But like good Scotch, most writers actually improve with age. There isn’t one who looks back on a script he or she wrote at 20 and doesn’t long for the chance to turn it into what it could have been.

These people are story tellers. They have dedicated their lives to learning the ways you connect with an audience. And most of them already mentor the writers with less experience who populate the current network wish lists.

Having people who understand story from the inside actually on the inside means the entire development process suddenly becomes streamlined, faster, and cheaper with less emotional angst for all involved. Combine these people with showrunners who write and you suddenly have a network/studio team capable of bringing stories to our screens that will attract and inspire an audience.

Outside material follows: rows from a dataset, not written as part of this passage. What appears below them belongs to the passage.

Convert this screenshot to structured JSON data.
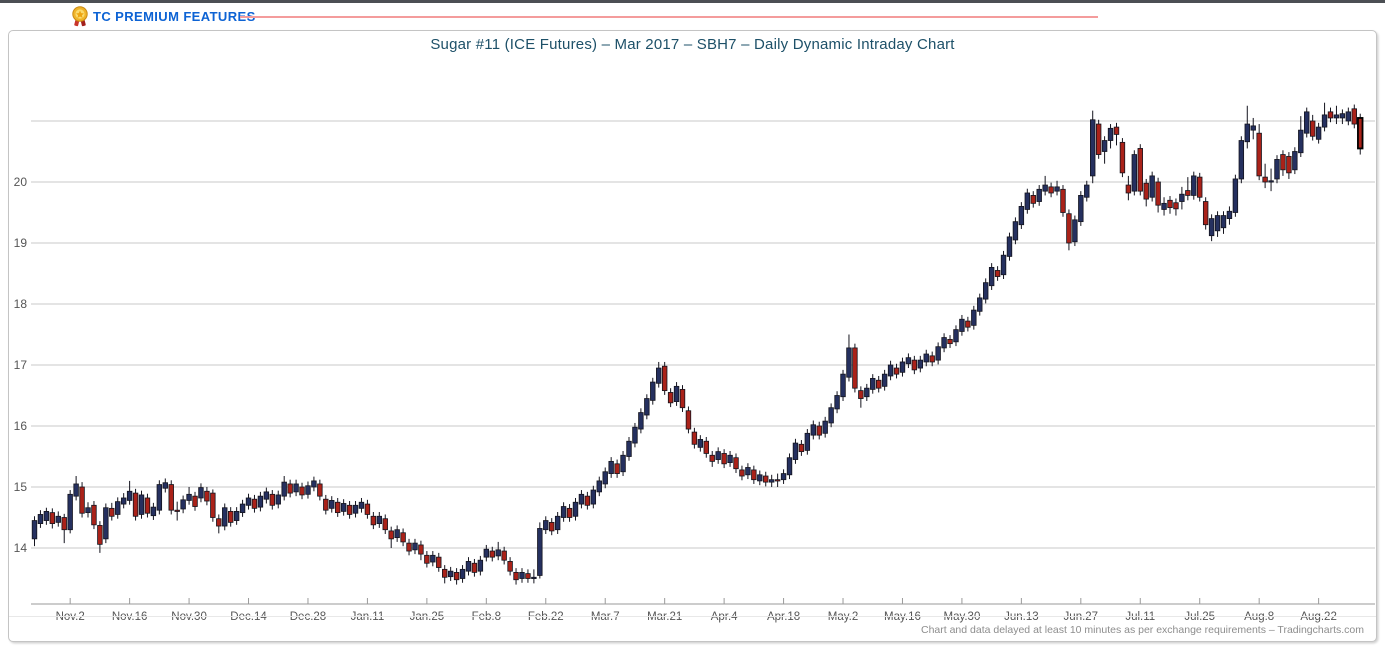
{
  "banner": {
    "label": "TC PREMIUM FEATURES",
    "icon": "medal-icon",
    "accent_color": "#0d63d4",
    "line_color": "#f49c9c"
  },
  "chart": {
    "footer": "Chart and data delayed at least 10 minutes as per exchange requirements – Tradingcharts.com"
  },
  "chart_data": {
    "type": "candlestick",
    "title": "Sugar #11 (ICE Futures) – Mar 2017 – SBH7 – Daily Dynamic Intraday Chart",
    "ylabel": "",
    "xlabel": "",
    "ylim": [
      13.1,
      21.45
    ],
    "grid_top_value": 21,
    "y_ticks": [
      20,
      19,
      18,
      17,
      16,
      15,
      14
    ],
    "x_tick_labels": [
      "Nov.2",
      "Nov.16",
      "Nov.30",
      "Dec.14",
      "Dec.28",
      "Jan.11",
      "Jan.25",
      "Feb.8",
      "Feb.22",
      "Mar.7",
      "Mar.21",
      "Apr.4",
      "Apr.18",
      "May.2",
      "May.16",
      "May.30",
      "Jun.13",
      "Jun.27",
      "Jul.11",
      "Jul.25",
      "Aug.8",
      "Aug.22"
    ],
    "x_tick_first_candle_index": 6,
    "x_tick_candle_step": 10,
    "grid_on": true,
    "up_color": "#25305f",
    "down_color": "#aa2219",
    "grid_color": "#c8c8c8",
    "axis_color": "#9a9a9a",
    "highlight_last": true,
    "candles_ohlc": [
      [
        14.15,
        14.52,
        14.03,
        14.45
      ],
      [
        14.4,
        14.62,
        14.33,
        14.55
      ],
      [
        14.45,
        14.66,
        14.38,
        14.6
      ],
      [
        14.58,
        14.65,
        14.32,
        14.4
      ],
      [
        14.42,
        14.6,
        14.35,
        14.52
      ],
      [
        14.5,
        14.56,
        14.08,
        14.3
      ],
      [
        14.3,
        14.95,
        14.24,
        14.88
      ],
      [
        14.85,
        15.18,
        14.78,
        15.05
      ],
      [
        15.0,
        15.08,
        14.5,
        14.57
      ],
      [
        14.58,
        14.75,
        14.5,
        14.66
      ],
      [
        14.7,
        14.77,
        14.31,
        14.38
      ],
      [
        14.37,
        14.44,
        13.92,
        14.06
      ],
      [
        14.15,
        14.73,
        14.08,
        14.66
      ],
      [
        14.65,
        14.74,
        14.45,
        14.52
      ],
      [
        14.55,
        14.83,
        14.48,
        14.76
      ],
      [
        14.72,
        14.9,
        14.65,
        14.82
      ],
      [
        14.78,
        15.1,
        14.71,
        14.93
      ],
      [
        14.9,
        14.97,
        14.45,
        14.52
      ],
      [
        14.55,
        14.94,
        14.48,
        14.87
      ],
      [
        14.82,
        14.89,
        14.5,
        14.57
      ],
      [
        14.53,
        14.74,
        14.46,
        14.67
      ],
      [
        14.62,
        15.11,
        14.55,
        15.04
      ],
      [
        14.98,
        15.14,
        14.91,
        15.07
      ],
      [
        15.04,
        15.11,
        14.55,
        14.62
      ],
      [
        14.62,
        14.76,
        14.45,
        14.6
      ],
      [
        14.64,
        14.86,
        14.57,
        14.79
      ],
      [
        14.78,
        15.0,
        14.71,
        14.88
      ],
      [
        14.85,
        14.92,
        14.61,
        14.68
      ],
      [
        14.82,
        15.06,
        14.75,
        14.99
      ],
      [
        14.93,
        15.0,
        14.7,
        14.77
      ],
      [
        14.9,
        14.96,
        14.43,
        14.5
      ],
      [
        14.48,
        14.55,
        14.24,
        14.36
      ],
      [
        14.36,
        14.73,
        14.29,
        14.66
      ],
      [
        14.6,
        14.67,
        14.35,
        14.42
      ],
      [
        14.45,
        14.67,
        14.38,
        14.6
      ],
      [
        14.58,
        14.79,
        14.51,
        14.72
      ],
      [
        14.7,
        14.89,
        14.63,
        14.82
      ],
      [
        14.8,
        14.87,
        14.58,
        14.65
      ],
      [
        14.67,
        14.92,
        14.6,
        14.85
      ],
      [
        14.8,
        14.99,
        14.73,
        14.92
      ],
      [
        14.88,
        14.95,
        14.63,
        14.7
      ],
      [
        14.72,
        14.94,
        14.65,
        14.87
      ],
      [
        14.85,
        15.18,
        14.78,
        15.08
      ],
      [
        15.05,
        15.12,
        14.83,
        14.9
      ],
      [
        14.92,
        15.12,
        14.85,
        15.05
      ],
      [
        15.0,
        15.07,
        14.8,
        14.87
      ],
      [
        14.88,
        15.09,
        14.81,
        15.02
      ],
      [
        15.0,
        15.17,
        14.93,
        15.1
      ],
      [
        15.05,
        15.12,
        14.78,
        14.85
      ],
      [
        14.8,
        14.87,
        14.55,
        14.62
      ],
      [
        14.65,
        14.85,
        14.58,
        14.78
      ],
      [
        14.75,
        14.82,
        14.51,
        14.58
      ],
      [
        14.6,
        14.8,
        14.53,
        14.73
      ],
      [
        14.7,
        14.77,
        14.48,
        14.55
      ],
      [
        14.57,
        14.77,
        14.5,
        14.7
      ],
      [
        14.65,
        14.82,
        14.58,
        14.75
      ],
      [
        14.72,
        14.79,
        14.48,
        14.55
      ],
      [
        14.52,
        14.59,
        14.31,
        14.38
      ],
      [
        14.4,
        14.59,
        14.33,
        14.52
      ],
      [
        14.48,
        14.55,
        14.23,
        14.3
      ],
      [
        14.28,
        14.35,
        14.0,
        14.15
      ],
      [
        14.17,
        14.37,
        14.1,
        14.3
      ],
      [
        14.25,
        14.32,
        14.03,
        14.1
      ],
      [
        14.08,
        14.15,
        13.88,
        13.95
      ],
      [
        13.97,
        14.15,
        13.9,
        14.08
      ],
      [
        14.05,
        14.12,
        13.8,
        13.9
      ],
      [
        13.88,
        13.95,
        13.68,
        13.75
      ],
      [
        13.77,
        13.95,
        13.7,
        13.88
      ],
      [
        13.85,
        13.92,
        13.61,
        13.68
      ],
      [
        13.65,
        13.72,
        13.42,
        13.52
      ],
      [
        13.53,
        13.69,
        13.46,
        13.62
      ],
      [
        13.6,
        13.67,
        13.4,
        13.48
      ],
      [
        13.5,
        13.72,
        13.43,
        13.65
      ],
      [
        13.62,
        13.85,
        13.55,
        13.78
      ],
      [
        13.75,
        13.82,
        13.53,
        13.6
      ],
      [
        13.62,
        13.87,
        13.55,
        13.8
      ],
      [
        13.85,
        14.05,
        13.78,
        13.98
      ],
      [
        13.95,
        14.02,
        13.78,
        13.85
      ],
      [
        13.87,
        14.1,
        13.8,
        13.97
      ],
      [
        13.95,
        14.02,
        13.73,
        13.8
      ],
      [
        13.78,
        13.85,
        13.55,
        13.62
      ],
      [
        13.6,
        13.67,
        13.4,
        13.48
      ],
      [
        13.5,
        13.67,
        13.43,
        13.6
      ],
      [
        13.58,
        13.65,
        13.43,
        13.5
      ],
      [
        13.52,
        13.65,
        13.42,
        13.52
      ],
      [
        13.55,
        14.42,
        13.5,
        14.32
      ],
      [
        14.3,
        14.52,
        14.23,
        14.45
      ],
      [
        14.42,
        14.49,
        14.21,
        14.28
      ],
      [
        14.3,
        14.59,
        14.23,
        14.52
      ],
      [
        14.5,
        14.75,
        14.43,
        14.68
      ],
      [
        14.65,
        14.72,
        14.43,
        14.5
      ],
      [
        14.52,
        14.82,
        14.45,
        14.75
      ],
      [
        14.72,
        14.95,
        14.65,
        14.88
      ],
      [
        14.85,
        14.92,
        14.63,
        14.7
      ],
      [
        14.72,
        15.02,
        14.65,
        14.95
      ],
      [
        14.92,
        15.17,
        14.85,
        15.1
      ],
      [
        15.05,
        15.32,
        14.98,
        15.25
      ],
      [
        15.22,
        15.49,
        15.15,
        15.42
      ],
      [
        15.38,
        15.45,
        15.15,
        15.22
      ],
      [
        15.25,
        15.59,
        15.18,
        15.52
      ],
      [
        15.5,
        15.82,
        15.43,
        15.75
      ],
      [
        15.72,
        16.05,
        15.65,
        15.98
      ],
      [
        15.95,
        16.29,
        15.88,
        16.22
      ],
      [
        16.18,
        16.52,
        16.11,
        16.45
      ],
      [
        16.42,
        16.79,
        16.35,
        16.72
      ],
      [
        16.7,
        17.05,
        16.63,
        16.95
      ],
      [
        16.98,
        17.05,
        16.51,
        16.58
      ],
      [
        16.55,
        16.62,
        16.31,
        16.38
      ],
      [
        16.4,
        16.72,
        16.33,
        16.65
      ],
      [
        16.6,
        16.67,
        16.23,
        16.3
      ],
      [
        16.25,
        16.32,
        15.88,
        15.95
      ],
      [
        15.9,
        15.97,
        15.63,
        15.7
      ],
      [
        15.65,
        15.85,
        15.58,
        15.78
      ],
      [
        15.75,
        15.82,
        15.48,
        15.55
      ],
      [
        15.52,
        15.59,
        15.33,
        15.42
      ],
      [
        15.45,
        15.65,
        15.38,
        15.58
      ],
      [
        15.55,
        15.62,
        15.31,
        15.38
      ],
      [
        15.4,
        15.59,
        15.33,
        15.52
      ],
      [
        15.48,
        15.55,
        15.23,
        15.3
      ],
      [
        15.28,
        15.35,
        15.11,
        15.18
      ],
      [
        15.2,
        15.39,
        15.13,
        15.32
      ],
      [
        15.28,
        15.35,
        15.05,
        15.12
      ],
      [
        15.1,
        15.27,
        15.03,
        15.2
      ],
      [
        15.18,
        15.25,
        15.01,
        15.08
      ],
      [
        15.08,
        15.2,
        15.0,
        15.12
      ],
      [
        15.12,
        15.22,
        15.0,
        15.1
      ],
      [
        15.12,
        15.29,
        15.05,
        15.22
      ],
      [
        15.2,
        15.55,
        15.13,
        15.48
      ],
      [
        15.45,
        15.79,
        15.38,
        15.72
      ],
      [
        15.7,
        15.77,
        15.51,
        15.58
      ],
      [
        15.6,
        15.95,
        15.53,
        15.88
      ],
      [
        15.85,
        16.09,
        15.78,
        16.02
      ],
      [
        16.0,
        16.07,
        15.78,
        15.85
      ],
      [
        15.88,
        16.15,
        15.81,
        16.08
      ],
      [
        16.05,
        16.37,
        15.98,
        16.3
      ],
      [
        16.28,
        16.57,
        16.21,
        16.5
      ],
      [
        16.48,
        16.92,
        16.41,
        16.85
      ],
      [
        16.8,
        17.5,
        16.73,
        17.28
      ],
      [
        17.28,
        17.35,
        16.55,
        16.62
      ],
      [
        16.58,
        16.65,
        16.3,
        16.45
      ],
      [
        16.48,
        16.69,
        16.41,
        16.62
      ],
      [
        16.6,
        16.85,
        16.53,
        16.78
      ],
      [
        16.75,
        16.82,
        16.55,
        16.62
      ],
      [
        16.65,
        16.92,
        16.58,
        16.85
      ],
      [
        16.82,
        17.07,
        16.75,
        17.0
      ],
      [
        16.95,
        17.02,
        16.78,
        16.85
      ],
      [
        16.88,
        17.12,
        16.81,
        17.05
      ],
      [
        17.02,
        17.19,
        16.95,
        17.12
      ],
      [
        17.08,
        17.15,
        16.85,
        16.92
      ],
      [
        16.95,
        17.15,
        16.88,
        17.08
      ],
      [
        17.05,
        17.25,
        16.98,
        17.18
      ],
      [
        17.15,
        17.22,
        16.98,
        17.05
      ],
      [
        17.08,
        17.37,
        17.01,
        17.3
      ],
      [
        17.28,
        17.52,
        17.21,
        17.45
      ],
      [
        17.42,
        17.49,
        17.28,
        17.35
      ],
      [
        17.38,
        17.65,
        17.31,
        17.58
      ],
      [
        17.55,
        17.82,
        17.48,
        17.75
      ],
      [
        17.72,
        17.79,
        17.55,
        17.62
      ],
      [
        17.65,
        17.97,
        17.58,
        17.9
      ],
      [
        17.88,
        18.17,
        17.81,
        18.1
      ],
      [
        18.08,
        18.42,
        18.01,
        18.35
      ],
      [
        18.3,
        18.67,
        18.23,
        18.6
      ],
      [
        18.55,
        18.62,
        18.38,
        18.45
      ],
      [
        18.48,
        18.87,
        18.41,
        18.8
      ],
      [
        18.78,
        19.17,
        18.71,
        19.1
      ],
      [
        19.05,
        19.42,
        18.98,
        19.35
      ],
      [
        19.3,
        19.67,
        19.23,
        19.6
      ],
      [
        19.55,
        19.89,
        19.48,
        19.82
      ],
      [
        19.78,
        19.85,
        19.58,
        19.65
      ],
      [
        19.68,
        19.95,
        19.61,
        19.88
      ],
      [
        19.85,
        20.1,
        19.78,
        19.95
      ],
      [
        19.92,
        19.99,
        19.75,
        19.82
      ],
      [
        19.85,
        20.02,
        19.78,
        19.92
      ],
      [
        19.88,
        19.95,
        19.43,
        19.5
      ],
      [
        19.48,
        19.55,
        18.88,
        19.0
      ],
      [
        19.02,
        19.45,
        18.95,
        19.38
      ],
      [
        19.35,
        19.85,
        19.28,
        19.78
      ],
      [
        19.75,
        20.02,
        19.68,
        19.95
      ],
      [
        20.1,
        21.17,
        19.98,
        21.02
      ],
      [
        20.95,
        21.02,
        20.38,
        20.45
      ],
      [
        20.5,
        20.75,
        20.3,
        20.68
      ],
      [
        20.68,
        20.95,
        20.55,
        20.88
      ],
      [
        20.9,
        20.97,
        20.6,
        20.78
      ],
      [
        20.65,
        20.72,
        20.08,
        20.15
      ],
      [
        19.95,
        20.1,
        19.7,
        19.82
      ],
      [
        19.85,
        20.52,
        19.78,
        20.45
      ],
      [
        20.55,
        20.62,
        19.78,
        19.85
      ],
      [
        19.98,
        20.05,
        19.6,
        19.72
      ],
      [
        19.75,
        20.17,
        19.68,
        20.1
      ],
      [
        20.0,
        20.07,
        19.5,
        19.62
      ],
      [
        19.55,
        19.75,
        19.45,
        19.65
      ],
      [
        19.7,
        19.77,
        19.48,
        19.58
      ],
      [
        19.66,
        19.73,
        19.45,
        19.56
      ],
      [
        19.68,
        19.92,
        19.55,
        19.8
      ],
      [
        19.86,
        20.08,
        19.7,
        19.78
      ],
      [
        19.78,
        20.17,
        19.71,
        20.1
      ],
      [
        20.08,
        20.15,
        19.68,
        19.75
      ],
      [
        19.68,
        19.75,
        19.22,
        19.3
      ],
      [
        19.12,
        19.47,
        19.03,
        19.4
      ],
      [
        19.2,
        19.52,
        19.1,
        19.45
      ],
      [
        19.25,
        19.52,
        19.15,
        19.45
      ],
      [
        19.4,
        19.6,
        19.3,
        19.52
      ],
      [
        19.5,
        20.12,
        19.43,
        20.05
      ],
      [
        20.05,
        20.75,
        19.98,
        20.68
      ],
      [
        20.66,
        21.25,
        20.55,
        20.95
      ],
      [
        20.85,
        21.05,
        20.7,
        20.92
      ],
      [
        20.8,
        20.95,
        20.03,
        20.1
      ],
      [
        20.08,
        20.3,
        19.9,
        20.0
      ],
      [
        20.0,
        20.22,
        19.85,
        20.02
      ],
      [
        20.05,
        20.44,
        19.98,
        20.37
      ],
      [
        20.45,
        20.52,
        20.1,
        20.2
      ],
      [
        20.42,
        20.49,
        20.05,
        20.15
      ],
      [
        20.2,
        20.57,
        20.13,
        20.5
      ],
      [
        20.48,
        21.08,
        20.41,
        20.85
      ],
      [
        20.8,
        21.22,
        20.73,
        21.15
      ],
      [
        21.0,
        21.1,
        20.68,
        20.75
      ],
      [
        20.7,
        20.97,
        20.63,
        20.9
      ],
      [
        20.9,
        21.3,
        20.83,
        21.1
      ],
      [
        21.15,
        21.22,
        20.98,
        21.05
      ],
      [
        21.05,
        21.25,
        20.95,
        21.1
      ],
      [
        21.05,
        21.19,
        20.95,
        21.12
      ],
      [
        21.0,
        21.22,
        20.93,
        21.15
      ],
      [
        21.2,
        21.27,
        20.88,
        20.95
      ],
      [
        21.05,
        21.12,
        20.45,
        20.55
      ]
    ]
  }
}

Continue in the “cheap programming” direction we’re heading, continue to rely on people who can critique but not create and we not only lose an industry, we create more aimless, lost people who measure their achievements in piercings and body ink and one night become so hopeless and lost they carve somebody up for an iPod or take that one drink or hit too many.

Since the dawn of time, Story tellers have been our healers. If we’re going to save Canadian television, it’s time we let the ones we have do their job.

4 comments:

deborah Nathan said...

Brilliant. Sad, but brilliant.

Jeff said...

I agree Jim. The programming on the Canadian television scene continues to degrade. But I don’t think this is just a Canadian phenomenon. The ‘reality’ fad has me completely uninterested in TV period (except for the odd Flames game).

wcdixon said...

I'm going to borrow some of this for my CMF consultation submission...hang on, has it been copyrighted?

Artemus said...

So last week we meet up with Pierre Grégoire of Zone 3 production (the largest producer of TV programs in Québec) and show him several new, creative and innovative TV show concepts.

He won't move on any of the shows.

Even when we propose a show that will change afternoon television and not only get high ratings but actually -make- money, he tells us that Radio-Canada has set that time slot for older folks and it's like concrete and they will never change.

He told us his hands are tied, that he needs that $5,000 license fee from the broadcaster so it will unlock all the funding from telefilm, sodec, etc...

he says to us he feels like a dinosaur that that his industry is becoming extinct...

AND YET WILL DO NOTHING TO CHANGE THIS.

Welcome to Canadian television.